Problem statement → What you output should match the data below exactly.

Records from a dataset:
= = = = =

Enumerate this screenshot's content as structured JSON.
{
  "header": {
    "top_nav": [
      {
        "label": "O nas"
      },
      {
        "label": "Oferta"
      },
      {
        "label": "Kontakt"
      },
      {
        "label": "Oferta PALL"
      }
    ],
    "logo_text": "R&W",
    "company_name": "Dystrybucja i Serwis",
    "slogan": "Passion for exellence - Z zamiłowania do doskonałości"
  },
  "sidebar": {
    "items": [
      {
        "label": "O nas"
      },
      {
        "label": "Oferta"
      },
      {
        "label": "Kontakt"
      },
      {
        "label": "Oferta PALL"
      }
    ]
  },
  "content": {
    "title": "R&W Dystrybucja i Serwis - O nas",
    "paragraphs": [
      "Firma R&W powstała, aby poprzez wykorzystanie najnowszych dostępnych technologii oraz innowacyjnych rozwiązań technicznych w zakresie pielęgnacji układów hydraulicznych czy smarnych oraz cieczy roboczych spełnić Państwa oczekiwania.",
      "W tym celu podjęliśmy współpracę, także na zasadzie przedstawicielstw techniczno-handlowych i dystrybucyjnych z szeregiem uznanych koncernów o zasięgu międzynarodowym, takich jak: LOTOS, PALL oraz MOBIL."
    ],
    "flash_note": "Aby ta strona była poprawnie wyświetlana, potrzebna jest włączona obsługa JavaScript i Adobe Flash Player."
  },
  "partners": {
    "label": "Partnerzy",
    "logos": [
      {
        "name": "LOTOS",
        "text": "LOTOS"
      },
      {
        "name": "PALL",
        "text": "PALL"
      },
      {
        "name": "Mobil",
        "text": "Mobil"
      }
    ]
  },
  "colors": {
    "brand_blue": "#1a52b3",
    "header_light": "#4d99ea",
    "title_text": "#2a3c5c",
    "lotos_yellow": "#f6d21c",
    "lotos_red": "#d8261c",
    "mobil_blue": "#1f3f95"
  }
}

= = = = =

Expected answer →
Enumerate this screenshot's content as structured JSON.
{
  "header": {
    "top_nav": [
      {
        "label": "O nas"
      },
      {
        "label": "Oferta"
      },
      {
        "label": "Kontakt"
      },
      {
        "label": "Oferta PALL"
      }
    ],
    "logo_text": "R&W",
    "company_name": "Dystrybucja i Serwis",
    "slogan": "Passion for exellence - Z zamiłowania do doskonałości"
  },
  "sidebar": {
    "items": [
      {
        "label": "O nas"
      },
      {
        "label": "Oferta"
      },
      {
        "label": "Kontakt"
      },
      {
        "label": "Oferta PALL"
      }
    ]
  },
  "content": {
    "title": "R&W Dystrybucja i Serwis - O nas",
    "paragraphs": [
      "Firma R&W powstała, aby poprzez wykorzystanie najnowszych dostępnych technologii oraz innowacyjnych rozwiązań technicznych w zakresie pielęgnacji układów hydraulicznych czy smarnych oraz cieczy roboczych spełnić Państwa oczekiwania.",
      "W tym celu podjęliśmy współpracę, także na zasadzie przedstawicielstw techniczno-handlowych i dystrybucyjnych z szeregiem uznanych koncernów o zasięgu międzynarodowym, takich jak: LOTOS, PALL oraz MOBIL."
    ],
    "flash_note": "Aby ta strona była poprawnie wyświetlana, potrzebna jest włączona obsługa JavaScript i Adobe Flash Player."
  },
  "partners": {
    "label": "Partnerzy",
    "logos": [
      {
        "name": "LOTOS",
        "text": "LOTOS"
      },
      {
        "name": "PALL",
        "text": "PALL"
      },
      {
        "name": "Mobil",
        "text": "Mobil"
      }
    ]
  },
  "colors": {
    "brand_blue": "#1a52b3",
    "header_light": "#4d99ea",
    "title_text": "#2a3c5c",
    "lotos_yellow": "#f6d21c",
    "lotos_red": "#d8261c",
    "mobil_blue": "#1f3f95"
  }
}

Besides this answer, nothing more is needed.